明显错误规则 plain error rule
The principle that an appeals court can reverse a judgment and order a new trial because of a serious mistake in the proceedings, even though no objection was made at the time the mistake occurred. The issuance of inconsistent instructions to a jury that would result in a miscarriage of justice, for example, can furnish the basis for a new trial, even though no timely and proper objection to the instructions was made. Although a person is entitled to a fair trial, he or she is not entitled to a flawless one; the individual does not have the right to a new trial merely because a HARMLESS ERROR has been committed. 具体例句如下，可供参考：
Plain error is error that is plainly evident from the record and affects a litigant's substantial right(s). Although an appellate court generally only reviews errors brought to its attention by the litigants, it has the discretion to correct plain errors that were not addressed, or forfeited, when not doing so would affect the integrity and reputation of the courts. However, this power is permissive and not mandatory. Plain errors are often the issue in Criminal procedure. Under the Federal Rules of Criminal Procedure Rule 52, "a plain error that affects substantial rights may be considered even though it was not brought to the court's attention." The purpose of the plain error rule is not only to protect the defendant from serious injustices, but to also protect the reputation of the courts and ensure that their decisions follow a fair procedure.
In Rosales-Mireles v. United States, the U.S. Supreme Court reversed a decision by the Fifth Circuit, holding that a clear sentencing error made by the trial court should be corrected in most situations, even when the defendant did not object to the mistake. In so holding, the Court rejected the Fifth Circuit's interpretation of the plain error rule.
The plain error rule's four-part standard requires a court to find the following: The error was not intentionally relinquished or abandoned. The error was clear and obvious, i.e., “plain error.” There is a reasonable probability that, but for the error, the outcome of the proceeding would have been different. The error seriously affected the fairness, integrity, or public reputation of judicial proceedings.

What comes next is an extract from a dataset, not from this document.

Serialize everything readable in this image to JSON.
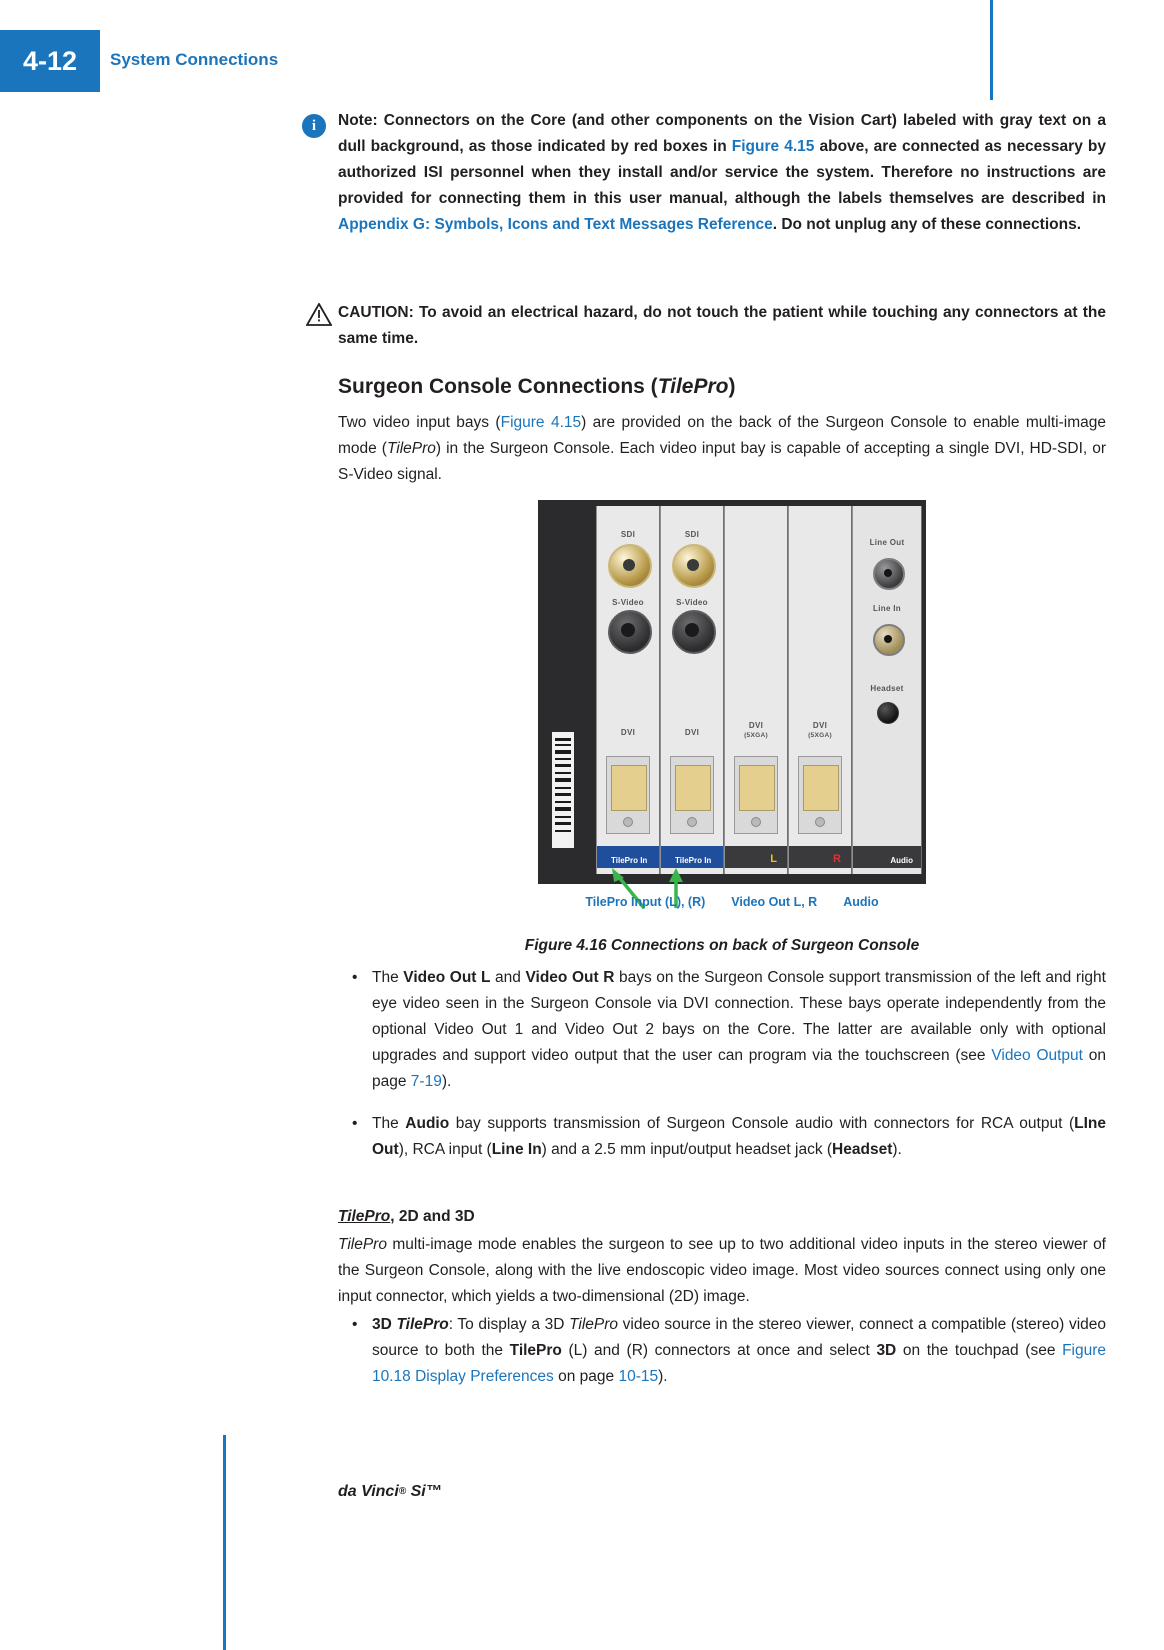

As a final note, the two dissenting justices did not seem to have a problem with the Fifth Circuit changing the plain error rule's legal standard. However, the lack of credibility of the dissenting opinion was demonstrated by the fact that the dissenters had to resort to graphic descriptions of Rosales-Mireles’ other violent crimes, rather than the crime at issue in the case.